BRISTOL—”It swooped at my grandmother, ducked down under the bridge and landed in the mucky water,” said Sarah Coutu, 9, of Pawtucket, who was standing on board walk behind the Audubon Society in Bristol during a “Choose your own adventure” walk on Wednesday morning. Audubon instructor Chloe Fandel and her adventurers, consisting of children, parents and grandparents went on a nature walk to inspect bugs, smell the flowers, and search for snakes. The group had found five garter snakes near a small swamp along the bike path and were thoroughly enjoying the day.
“Wow, there’s another one,” said Colin Weldon, 10, of Warren “this is cool.”
That’s when Sarah Coutu and her family came strolling up the board walk on a hike of their own. “We come here often to look at birds. Sarah wants to be an Ornithologist, a bird scientist,” said Sarah’s mom.
Just as they reached the bike path a bat came diving down upon them. Screams were heard. The bat swerved to miss them spun into the railing and dropped into the water.

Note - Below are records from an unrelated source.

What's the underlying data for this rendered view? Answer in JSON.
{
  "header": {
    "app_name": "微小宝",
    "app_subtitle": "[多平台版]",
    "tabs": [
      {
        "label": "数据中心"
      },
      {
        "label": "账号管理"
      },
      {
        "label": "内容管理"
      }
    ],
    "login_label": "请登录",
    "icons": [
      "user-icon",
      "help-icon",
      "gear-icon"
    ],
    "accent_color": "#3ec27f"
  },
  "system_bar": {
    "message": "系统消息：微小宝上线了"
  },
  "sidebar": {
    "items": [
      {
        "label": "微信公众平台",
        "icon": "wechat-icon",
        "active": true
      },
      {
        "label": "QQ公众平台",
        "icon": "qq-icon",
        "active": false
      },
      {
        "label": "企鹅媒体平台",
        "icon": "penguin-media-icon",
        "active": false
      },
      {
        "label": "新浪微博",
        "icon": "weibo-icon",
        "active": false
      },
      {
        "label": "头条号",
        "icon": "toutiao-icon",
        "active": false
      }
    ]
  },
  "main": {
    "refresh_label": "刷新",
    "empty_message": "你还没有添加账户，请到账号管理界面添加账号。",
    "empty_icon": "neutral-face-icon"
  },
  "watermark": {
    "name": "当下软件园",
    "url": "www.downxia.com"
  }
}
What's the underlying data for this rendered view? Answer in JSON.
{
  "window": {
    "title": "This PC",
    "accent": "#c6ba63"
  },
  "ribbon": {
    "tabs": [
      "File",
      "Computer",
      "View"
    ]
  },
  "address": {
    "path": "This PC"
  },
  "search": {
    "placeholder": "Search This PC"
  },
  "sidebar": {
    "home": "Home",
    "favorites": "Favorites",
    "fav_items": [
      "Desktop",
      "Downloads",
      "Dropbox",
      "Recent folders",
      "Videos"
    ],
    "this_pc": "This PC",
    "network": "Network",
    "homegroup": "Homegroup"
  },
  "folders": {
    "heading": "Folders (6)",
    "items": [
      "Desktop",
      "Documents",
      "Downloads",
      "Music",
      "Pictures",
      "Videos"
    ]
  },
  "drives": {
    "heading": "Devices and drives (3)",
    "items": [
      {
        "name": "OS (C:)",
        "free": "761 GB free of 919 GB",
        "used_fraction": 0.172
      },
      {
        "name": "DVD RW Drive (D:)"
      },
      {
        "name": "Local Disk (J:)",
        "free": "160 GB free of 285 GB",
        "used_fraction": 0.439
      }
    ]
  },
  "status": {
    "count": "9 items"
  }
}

“A bat,” Sarah screamed out, “It flew into the water.”
Immediately all eyes from the adventurers went from the snakes to the water. The bat, once in the water, fluttered desperately trying to stay a float, as it attempted to make its way towards the shore. But the green colored muck became too much and for it and it started to struggle.
That’s when the adventurers sprung into action.
“I’m going to have to go in and get it,” said Ms. Fandel, as she began to take off some items to nice for the swamp she was about to enter. “Can I have a volunteer to go up the board walk and get a net?”
“I can,” volunteered the boys in the group.
Once the net was brought to her, Ms. Fandel waded into the green slime and reached out for the drowning bat. She scooped it up and brought it to shore. The adventurers got out there cameras and phones to take pictures of the tired mammal. After a brief viewing session the group, getting more than they bargained for, brought the bat to the Audubon center to see if they could save it.
“We can’t really treat a possibly rabid animal, all we can really do is dry it off, monitor it and see how it develops,” said Audubon director Anne DiMonti.
As for Ms. Fandel, “She was really brave. The water smelled really bad,” said Sarah, stating, “We were lucky that she was there at just the right time.”
Later that day the Audubon Society released the bat back into it’s habitat.
“We gave him time to rest and dry out in an animal carrier,” said Ms. Dimonti. “As he dried out he spruced up then we sent him on his merry way,” she said.